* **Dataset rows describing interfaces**
"""
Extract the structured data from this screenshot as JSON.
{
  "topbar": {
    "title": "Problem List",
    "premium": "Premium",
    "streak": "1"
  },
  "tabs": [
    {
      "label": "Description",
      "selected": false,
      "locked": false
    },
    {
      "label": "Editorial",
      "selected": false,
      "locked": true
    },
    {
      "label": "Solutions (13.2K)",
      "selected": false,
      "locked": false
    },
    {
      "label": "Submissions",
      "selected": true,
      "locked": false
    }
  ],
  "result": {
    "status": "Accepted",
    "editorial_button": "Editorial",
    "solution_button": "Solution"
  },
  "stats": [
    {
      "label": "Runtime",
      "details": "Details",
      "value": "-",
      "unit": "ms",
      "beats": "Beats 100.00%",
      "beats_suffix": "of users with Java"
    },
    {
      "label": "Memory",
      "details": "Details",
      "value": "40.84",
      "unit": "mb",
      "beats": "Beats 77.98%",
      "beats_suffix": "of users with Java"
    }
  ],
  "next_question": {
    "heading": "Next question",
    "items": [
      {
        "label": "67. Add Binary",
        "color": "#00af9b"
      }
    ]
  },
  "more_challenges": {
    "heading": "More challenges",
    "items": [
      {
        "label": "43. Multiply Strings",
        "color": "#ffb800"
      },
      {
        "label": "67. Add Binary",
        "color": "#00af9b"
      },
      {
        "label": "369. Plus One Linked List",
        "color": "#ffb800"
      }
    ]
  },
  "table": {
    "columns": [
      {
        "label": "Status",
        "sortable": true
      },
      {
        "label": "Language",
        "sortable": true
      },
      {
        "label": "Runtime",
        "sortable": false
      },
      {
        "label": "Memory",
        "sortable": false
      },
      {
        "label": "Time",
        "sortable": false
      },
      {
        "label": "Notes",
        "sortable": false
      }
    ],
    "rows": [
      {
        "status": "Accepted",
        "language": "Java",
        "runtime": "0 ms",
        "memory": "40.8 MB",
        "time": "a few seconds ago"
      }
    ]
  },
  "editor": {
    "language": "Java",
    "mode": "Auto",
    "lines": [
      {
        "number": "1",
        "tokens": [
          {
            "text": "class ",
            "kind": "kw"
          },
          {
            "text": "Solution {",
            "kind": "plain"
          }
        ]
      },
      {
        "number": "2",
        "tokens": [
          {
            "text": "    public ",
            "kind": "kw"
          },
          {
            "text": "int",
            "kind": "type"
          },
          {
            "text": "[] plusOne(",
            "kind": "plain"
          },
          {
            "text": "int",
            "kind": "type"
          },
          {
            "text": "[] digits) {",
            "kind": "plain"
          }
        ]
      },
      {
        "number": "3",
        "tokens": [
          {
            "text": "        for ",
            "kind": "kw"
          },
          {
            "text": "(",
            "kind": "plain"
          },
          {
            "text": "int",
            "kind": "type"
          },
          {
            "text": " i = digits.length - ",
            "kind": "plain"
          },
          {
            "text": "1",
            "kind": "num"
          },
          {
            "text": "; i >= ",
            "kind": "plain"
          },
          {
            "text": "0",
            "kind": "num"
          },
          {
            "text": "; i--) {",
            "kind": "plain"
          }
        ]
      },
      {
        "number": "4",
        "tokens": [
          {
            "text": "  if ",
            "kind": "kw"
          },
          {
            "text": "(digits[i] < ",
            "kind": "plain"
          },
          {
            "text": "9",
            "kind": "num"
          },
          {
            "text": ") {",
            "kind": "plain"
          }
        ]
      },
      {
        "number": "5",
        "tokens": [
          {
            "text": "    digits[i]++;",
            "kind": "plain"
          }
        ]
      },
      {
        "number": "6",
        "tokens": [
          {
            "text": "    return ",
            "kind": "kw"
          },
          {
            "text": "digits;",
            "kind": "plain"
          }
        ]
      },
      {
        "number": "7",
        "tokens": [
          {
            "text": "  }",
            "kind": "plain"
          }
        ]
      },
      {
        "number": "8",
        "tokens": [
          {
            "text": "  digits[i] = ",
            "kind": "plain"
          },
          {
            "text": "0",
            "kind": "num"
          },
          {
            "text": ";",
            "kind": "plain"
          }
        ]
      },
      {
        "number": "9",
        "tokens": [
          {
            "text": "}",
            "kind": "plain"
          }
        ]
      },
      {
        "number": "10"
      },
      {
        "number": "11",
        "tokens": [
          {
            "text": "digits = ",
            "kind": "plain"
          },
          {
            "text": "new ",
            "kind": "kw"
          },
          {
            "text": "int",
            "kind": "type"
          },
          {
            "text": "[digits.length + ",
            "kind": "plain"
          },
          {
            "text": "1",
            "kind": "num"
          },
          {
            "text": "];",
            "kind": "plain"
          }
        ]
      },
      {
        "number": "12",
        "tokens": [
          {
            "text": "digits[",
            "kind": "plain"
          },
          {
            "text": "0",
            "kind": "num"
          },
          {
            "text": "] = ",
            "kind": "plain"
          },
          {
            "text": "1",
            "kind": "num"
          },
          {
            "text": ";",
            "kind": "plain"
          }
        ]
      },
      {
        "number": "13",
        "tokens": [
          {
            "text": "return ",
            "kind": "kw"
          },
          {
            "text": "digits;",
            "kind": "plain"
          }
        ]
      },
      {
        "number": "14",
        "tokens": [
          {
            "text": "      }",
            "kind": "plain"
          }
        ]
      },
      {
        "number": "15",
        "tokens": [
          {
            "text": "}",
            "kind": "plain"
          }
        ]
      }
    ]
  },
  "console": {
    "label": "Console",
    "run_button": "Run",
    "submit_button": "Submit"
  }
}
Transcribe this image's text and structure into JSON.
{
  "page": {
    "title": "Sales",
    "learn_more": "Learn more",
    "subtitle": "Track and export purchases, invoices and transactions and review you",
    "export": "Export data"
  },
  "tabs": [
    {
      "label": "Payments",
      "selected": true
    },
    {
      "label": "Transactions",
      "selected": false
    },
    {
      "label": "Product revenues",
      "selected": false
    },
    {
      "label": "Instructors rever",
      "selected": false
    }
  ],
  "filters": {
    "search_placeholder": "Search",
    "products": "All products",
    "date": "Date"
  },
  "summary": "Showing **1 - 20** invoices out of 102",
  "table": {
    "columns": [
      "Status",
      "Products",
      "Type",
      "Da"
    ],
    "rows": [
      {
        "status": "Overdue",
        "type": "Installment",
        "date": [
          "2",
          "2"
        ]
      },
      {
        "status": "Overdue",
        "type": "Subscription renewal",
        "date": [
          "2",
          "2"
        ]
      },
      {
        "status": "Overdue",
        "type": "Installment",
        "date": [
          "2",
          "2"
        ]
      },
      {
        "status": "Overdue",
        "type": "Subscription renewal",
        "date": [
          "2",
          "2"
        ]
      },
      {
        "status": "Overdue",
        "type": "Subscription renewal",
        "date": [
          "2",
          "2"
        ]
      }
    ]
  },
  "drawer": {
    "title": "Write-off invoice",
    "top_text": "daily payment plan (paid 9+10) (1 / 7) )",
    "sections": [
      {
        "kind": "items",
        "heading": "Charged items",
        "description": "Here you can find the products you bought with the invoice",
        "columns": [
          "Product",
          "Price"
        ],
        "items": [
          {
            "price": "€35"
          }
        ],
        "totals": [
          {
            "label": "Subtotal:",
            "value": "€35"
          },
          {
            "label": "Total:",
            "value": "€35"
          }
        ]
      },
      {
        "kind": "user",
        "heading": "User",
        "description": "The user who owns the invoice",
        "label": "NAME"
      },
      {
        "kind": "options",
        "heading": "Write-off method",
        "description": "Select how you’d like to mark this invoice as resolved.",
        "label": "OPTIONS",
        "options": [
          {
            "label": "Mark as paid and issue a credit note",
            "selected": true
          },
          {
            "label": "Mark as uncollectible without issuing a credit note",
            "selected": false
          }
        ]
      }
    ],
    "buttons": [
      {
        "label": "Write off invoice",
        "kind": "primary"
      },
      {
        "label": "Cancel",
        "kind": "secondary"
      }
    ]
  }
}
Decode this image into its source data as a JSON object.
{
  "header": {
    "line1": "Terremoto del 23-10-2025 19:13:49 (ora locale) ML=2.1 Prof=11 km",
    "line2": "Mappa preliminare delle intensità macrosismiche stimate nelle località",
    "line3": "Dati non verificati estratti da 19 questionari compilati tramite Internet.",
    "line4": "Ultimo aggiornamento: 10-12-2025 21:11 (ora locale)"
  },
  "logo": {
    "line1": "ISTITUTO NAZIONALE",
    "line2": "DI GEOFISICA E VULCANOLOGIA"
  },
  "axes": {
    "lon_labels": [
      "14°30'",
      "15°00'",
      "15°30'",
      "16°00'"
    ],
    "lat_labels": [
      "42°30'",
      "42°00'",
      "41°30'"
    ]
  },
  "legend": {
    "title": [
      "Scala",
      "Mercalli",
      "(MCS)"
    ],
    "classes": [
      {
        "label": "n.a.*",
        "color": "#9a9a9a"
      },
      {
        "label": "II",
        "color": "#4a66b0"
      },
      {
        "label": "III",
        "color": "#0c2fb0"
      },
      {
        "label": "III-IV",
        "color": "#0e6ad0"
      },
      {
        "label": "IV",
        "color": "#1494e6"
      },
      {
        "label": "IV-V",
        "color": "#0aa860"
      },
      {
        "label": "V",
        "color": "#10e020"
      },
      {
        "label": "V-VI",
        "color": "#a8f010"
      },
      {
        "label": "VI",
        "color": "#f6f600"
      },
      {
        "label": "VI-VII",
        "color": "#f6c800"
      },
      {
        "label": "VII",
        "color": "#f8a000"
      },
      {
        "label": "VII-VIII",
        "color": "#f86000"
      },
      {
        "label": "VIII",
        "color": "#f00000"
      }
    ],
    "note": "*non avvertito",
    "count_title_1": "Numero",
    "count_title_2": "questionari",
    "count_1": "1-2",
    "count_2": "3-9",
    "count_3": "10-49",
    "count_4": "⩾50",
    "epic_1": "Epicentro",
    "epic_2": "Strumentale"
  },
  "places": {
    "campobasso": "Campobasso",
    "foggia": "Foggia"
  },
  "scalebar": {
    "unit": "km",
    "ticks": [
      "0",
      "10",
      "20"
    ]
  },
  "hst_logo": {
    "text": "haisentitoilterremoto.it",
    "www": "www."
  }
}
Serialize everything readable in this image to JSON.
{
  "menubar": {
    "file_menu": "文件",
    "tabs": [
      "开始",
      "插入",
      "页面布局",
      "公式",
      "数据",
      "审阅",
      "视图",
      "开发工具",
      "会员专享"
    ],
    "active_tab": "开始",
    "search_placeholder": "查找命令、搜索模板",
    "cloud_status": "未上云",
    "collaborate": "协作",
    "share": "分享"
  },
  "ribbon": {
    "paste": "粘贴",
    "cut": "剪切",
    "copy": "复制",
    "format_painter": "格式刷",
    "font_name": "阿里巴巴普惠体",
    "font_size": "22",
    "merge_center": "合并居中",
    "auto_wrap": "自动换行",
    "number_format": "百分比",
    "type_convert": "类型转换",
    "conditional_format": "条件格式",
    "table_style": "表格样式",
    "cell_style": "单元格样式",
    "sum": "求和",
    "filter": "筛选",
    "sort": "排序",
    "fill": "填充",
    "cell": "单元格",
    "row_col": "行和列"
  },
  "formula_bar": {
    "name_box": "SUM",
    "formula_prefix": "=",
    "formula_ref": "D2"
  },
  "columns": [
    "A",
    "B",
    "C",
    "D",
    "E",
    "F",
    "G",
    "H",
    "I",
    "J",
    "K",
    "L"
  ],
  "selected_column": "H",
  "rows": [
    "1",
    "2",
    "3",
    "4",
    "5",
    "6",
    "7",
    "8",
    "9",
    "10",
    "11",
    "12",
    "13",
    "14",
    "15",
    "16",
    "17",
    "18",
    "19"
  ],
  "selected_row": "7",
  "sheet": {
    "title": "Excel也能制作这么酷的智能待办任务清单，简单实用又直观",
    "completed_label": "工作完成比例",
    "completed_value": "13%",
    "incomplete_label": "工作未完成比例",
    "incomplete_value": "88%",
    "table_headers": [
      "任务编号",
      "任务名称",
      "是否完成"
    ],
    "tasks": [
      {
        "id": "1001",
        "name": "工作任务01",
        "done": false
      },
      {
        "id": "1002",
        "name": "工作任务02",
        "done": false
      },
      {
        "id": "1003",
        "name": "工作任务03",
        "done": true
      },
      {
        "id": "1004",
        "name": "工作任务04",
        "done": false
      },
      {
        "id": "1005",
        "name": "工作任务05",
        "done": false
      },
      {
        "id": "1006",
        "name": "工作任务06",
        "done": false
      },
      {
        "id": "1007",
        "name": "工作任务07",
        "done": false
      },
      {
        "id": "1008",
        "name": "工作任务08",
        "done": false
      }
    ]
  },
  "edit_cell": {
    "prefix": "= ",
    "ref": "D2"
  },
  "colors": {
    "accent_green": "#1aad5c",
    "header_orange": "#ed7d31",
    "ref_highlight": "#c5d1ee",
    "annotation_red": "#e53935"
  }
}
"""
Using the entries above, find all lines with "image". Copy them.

Transcribe this image's text and structure into JSON.
Decode this image into its source data as a JSON object.
Serialize everything readable in this image to JSON.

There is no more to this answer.